**The task**
All that is needed is each line of the entries holding the word "CBCI", copied as it stands.

··· Task material ···

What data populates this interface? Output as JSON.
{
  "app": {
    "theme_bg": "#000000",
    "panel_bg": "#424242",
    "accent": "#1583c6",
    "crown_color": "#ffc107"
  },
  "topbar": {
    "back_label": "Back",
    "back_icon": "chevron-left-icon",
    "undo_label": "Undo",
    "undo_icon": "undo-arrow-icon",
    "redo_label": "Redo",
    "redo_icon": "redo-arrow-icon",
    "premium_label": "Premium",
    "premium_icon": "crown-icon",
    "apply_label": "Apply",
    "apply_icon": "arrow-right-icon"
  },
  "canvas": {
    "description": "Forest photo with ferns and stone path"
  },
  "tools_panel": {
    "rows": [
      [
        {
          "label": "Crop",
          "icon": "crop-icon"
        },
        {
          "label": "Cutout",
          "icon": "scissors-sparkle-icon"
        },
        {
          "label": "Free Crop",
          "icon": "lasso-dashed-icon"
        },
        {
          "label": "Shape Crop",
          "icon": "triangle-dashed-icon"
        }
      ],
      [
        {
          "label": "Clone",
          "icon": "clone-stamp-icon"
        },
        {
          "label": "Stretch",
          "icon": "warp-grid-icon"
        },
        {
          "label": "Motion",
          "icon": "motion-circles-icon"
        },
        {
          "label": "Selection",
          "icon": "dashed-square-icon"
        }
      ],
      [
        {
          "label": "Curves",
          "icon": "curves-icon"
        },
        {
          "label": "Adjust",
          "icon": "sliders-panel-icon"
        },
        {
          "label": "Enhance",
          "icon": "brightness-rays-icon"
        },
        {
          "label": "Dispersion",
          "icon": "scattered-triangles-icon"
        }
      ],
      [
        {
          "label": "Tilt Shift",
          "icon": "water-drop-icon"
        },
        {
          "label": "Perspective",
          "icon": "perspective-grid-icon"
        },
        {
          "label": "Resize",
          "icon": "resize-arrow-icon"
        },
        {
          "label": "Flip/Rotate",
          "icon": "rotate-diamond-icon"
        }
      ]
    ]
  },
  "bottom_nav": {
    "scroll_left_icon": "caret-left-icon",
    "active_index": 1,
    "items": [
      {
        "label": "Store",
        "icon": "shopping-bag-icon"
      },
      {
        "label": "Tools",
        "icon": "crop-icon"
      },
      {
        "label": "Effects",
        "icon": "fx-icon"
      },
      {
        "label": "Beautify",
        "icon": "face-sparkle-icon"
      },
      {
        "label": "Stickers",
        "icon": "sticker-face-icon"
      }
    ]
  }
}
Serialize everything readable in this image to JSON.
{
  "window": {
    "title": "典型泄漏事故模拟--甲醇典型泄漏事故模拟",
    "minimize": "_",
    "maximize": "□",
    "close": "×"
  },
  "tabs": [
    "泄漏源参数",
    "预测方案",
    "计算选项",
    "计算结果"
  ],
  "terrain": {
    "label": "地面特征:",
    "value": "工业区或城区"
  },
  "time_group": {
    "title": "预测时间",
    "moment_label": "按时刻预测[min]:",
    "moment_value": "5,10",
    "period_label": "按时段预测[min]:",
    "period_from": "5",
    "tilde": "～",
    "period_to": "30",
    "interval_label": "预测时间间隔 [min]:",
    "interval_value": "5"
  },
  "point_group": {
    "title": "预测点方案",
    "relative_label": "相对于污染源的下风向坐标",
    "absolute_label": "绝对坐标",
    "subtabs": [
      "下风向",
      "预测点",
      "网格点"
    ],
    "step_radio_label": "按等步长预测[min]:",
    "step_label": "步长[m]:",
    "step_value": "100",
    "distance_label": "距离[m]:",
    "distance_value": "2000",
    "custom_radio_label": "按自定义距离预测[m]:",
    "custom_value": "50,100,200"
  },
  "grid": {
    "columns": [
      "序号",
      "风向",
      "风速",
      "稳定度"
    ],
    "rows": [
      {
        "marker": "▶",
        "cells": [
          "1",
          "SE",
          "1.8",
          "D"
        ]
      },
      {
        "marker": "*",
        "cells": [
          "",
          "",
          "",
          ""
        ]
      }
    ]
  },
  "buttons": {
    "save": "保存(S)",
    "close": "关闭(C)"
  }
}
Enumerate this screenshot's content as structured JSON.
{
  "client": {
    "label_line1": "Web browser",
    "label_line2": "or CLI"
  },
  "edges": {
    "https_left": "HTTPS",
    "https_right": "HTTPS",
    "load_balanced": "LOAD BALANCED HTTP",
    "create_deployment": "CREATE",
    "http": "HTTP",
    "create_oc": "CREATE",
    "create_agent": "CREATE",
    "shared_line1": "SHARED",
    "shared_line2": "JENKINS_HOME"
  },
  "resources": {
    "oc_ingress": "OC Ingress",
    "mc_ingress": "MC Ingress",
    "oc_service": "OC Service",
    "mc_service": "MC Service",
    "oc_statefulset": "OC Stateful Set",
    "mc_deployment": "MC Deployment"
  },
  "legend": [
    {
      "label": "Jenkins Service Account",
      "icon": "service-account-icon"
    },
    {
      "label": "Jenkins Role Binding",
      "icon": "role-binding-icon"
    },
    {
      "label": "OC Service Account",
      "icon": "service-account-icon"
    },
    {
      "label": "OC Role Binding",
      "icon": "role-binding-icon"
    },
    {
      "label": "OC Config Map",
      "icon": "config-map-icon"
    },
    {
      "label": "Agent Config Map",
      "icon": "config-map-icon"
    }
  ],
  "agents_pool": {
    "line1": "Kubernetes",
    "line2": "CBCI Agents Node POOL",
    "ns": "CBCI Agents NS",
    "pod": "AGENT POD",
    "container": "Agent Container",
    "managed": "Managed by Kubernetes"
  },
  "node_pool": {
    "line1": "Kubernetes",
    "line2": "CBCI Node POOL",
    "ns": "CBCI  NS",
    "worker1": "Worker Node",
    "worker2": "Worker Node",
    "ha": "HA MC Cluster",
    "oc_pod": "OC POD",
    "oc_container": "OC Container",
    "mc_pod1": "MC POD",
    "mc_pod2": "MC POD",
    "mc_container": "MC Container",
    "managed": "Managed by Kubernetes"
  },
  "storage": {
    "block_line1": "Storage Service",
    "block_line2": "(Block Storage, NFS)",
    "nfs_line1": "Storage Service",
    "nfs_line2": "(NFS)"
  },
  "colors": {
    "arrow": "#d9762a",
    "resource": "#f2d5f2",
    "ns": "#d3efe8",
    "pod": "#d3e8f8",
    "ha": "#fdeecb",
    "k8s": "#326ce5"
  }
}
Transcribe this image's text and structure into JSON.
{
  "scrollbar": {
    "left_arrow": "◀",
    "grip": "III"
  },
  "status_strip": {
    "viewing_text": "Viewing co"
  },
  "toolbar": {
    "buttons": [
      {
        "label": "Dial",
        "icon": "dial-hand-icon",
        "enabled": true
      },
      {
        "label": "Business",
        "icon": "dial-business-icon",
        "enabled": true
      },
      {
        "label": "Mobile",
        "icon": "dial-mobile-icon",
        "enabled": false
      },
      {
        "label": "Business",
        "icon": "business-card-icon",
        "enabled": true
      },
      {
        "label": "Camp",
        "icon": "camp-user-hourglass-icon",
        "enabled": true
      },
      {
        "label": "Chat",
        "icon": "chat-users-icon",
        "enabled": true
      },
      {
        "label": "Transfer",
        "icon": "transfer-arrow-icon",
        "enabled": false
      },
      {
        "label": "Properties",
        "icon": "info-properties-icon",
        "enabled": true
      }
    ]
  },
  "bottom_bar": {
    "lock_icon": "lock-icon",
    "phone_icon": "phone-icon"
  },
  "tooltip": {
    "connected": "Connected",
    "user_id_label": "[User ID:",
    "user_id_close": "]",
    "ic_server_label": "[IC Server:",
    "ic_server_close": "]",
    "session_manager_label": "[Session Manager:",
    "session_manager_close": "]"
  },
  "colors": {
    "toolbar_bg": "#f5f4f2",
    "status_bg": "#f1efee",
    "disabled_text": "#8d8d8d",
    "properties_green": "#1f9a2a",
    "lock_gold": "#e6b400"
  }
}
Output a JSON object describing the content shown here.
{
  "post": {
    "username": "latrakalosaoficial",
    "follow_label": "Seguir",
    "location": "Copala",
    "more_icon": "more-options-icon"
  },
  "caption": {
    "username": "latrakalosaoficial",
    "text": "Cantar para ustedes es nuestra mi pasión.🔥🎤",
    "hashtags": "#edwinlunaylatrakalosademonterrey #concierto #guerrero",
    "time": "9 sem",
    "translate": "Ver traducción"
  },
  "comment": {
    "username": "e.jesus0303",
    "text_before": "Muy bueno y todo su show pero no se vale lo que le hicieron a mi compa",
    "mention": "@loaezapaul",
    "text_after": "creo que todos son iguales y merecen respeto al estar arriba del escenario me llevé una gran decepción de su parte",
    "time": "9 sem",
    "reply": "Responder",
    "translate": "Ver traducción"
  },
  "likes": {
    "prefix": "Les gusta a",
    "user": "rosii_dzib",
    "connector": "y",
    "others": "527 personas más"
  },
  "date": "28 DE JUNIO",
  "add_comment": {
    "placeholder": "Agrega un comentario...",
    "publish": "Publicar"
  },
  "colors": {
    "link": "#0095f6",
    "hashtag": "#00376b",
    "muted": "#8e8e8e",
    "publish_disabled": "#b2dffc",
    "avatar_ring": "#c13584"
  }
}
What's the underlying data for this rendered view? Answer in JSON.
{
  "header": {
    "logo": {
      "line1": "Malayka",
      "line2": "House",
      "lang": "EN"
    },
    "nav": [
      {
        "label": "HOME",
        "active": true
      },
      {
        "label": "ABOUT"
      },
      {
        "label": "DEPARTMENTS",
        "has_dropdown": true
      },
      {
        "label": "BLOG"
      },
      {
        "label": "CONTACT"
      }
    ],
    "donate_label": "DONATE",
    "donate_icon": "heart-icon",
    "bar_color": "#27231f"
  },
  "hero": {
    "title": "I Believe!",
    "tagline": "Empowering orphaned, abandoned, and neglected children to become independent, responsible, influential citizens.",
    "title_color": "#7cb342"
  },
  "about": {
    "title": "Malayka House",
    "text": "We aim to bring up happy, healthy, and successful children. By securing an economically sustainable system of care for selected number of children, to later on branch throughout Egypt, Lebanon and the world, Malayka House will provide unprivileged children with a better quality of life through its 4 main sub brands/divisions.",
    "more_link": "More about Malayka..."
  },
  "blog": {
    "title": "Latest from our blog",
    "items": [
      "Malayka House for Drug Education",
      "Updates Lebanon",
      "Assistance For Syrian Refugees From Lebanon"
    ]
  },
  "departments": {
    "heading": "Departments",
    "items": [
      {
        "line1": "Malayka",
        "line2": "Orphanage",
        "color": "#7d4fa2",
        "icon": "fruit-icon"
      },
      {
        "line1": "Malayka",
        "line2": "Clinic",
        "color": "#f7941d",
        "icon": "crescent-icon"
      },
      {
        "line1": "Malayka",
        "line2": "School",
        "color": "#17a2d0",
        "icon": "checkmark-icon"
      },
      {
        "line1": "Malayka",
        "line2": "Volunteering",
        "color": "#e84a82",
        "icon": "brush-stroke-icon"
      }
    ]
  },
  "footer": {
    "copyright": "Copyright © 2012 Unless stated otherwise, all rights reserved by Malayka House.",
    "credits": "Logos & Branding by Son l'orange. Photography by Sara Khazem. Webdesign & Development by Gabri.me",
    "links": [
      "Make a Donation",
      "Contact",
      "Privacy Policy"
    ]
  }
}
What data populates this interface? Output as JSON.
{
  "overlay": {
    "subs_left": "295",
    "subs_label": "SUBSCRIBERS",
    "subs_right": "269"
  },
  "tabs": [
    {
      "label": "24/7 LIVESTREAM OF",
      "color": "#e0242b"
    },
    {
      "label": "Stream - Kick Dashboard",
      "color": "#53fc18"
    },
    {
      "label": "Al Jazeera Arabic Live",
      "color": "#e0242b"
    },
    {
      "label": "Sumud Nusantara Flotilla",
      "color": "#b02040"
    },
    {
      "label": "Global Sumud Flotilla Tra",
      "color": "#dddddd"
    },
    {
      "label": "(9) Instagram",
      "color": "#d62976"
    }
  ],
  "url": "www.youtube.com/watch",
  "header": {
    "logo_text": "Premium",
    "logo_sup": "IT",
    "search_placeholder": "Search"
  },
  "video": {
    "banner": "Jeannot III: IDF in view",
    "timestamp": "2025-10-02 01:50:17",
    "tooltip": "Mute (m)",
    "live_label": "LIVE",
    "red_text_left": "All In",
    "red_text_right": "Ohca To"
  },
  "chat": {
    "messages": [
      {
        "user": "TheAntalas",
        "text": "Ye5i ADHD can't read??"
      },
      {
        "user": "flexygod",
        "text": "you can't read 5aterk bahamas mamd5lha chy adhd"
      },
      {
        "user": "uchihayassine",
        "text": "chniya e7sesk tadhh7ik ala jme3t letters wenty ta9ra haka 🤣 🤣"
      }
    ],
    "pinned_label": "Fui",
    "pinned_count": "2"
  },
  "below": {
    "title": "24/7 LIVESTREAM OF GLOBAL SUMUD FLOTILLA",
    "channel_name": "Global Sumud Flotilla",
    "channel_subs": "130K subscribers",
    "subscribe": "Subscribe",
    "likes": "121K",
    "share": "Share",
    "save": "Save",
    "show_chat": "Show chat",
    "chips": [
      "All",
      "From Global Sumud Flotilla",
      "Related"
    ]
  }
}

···

**Answer area**
    "line2": "CBCI Agents Node POOL",
    "ns": "CBCI Agents NS",
    "line2": "CBCI Node POOL",
    "ns": "CBCI  NS",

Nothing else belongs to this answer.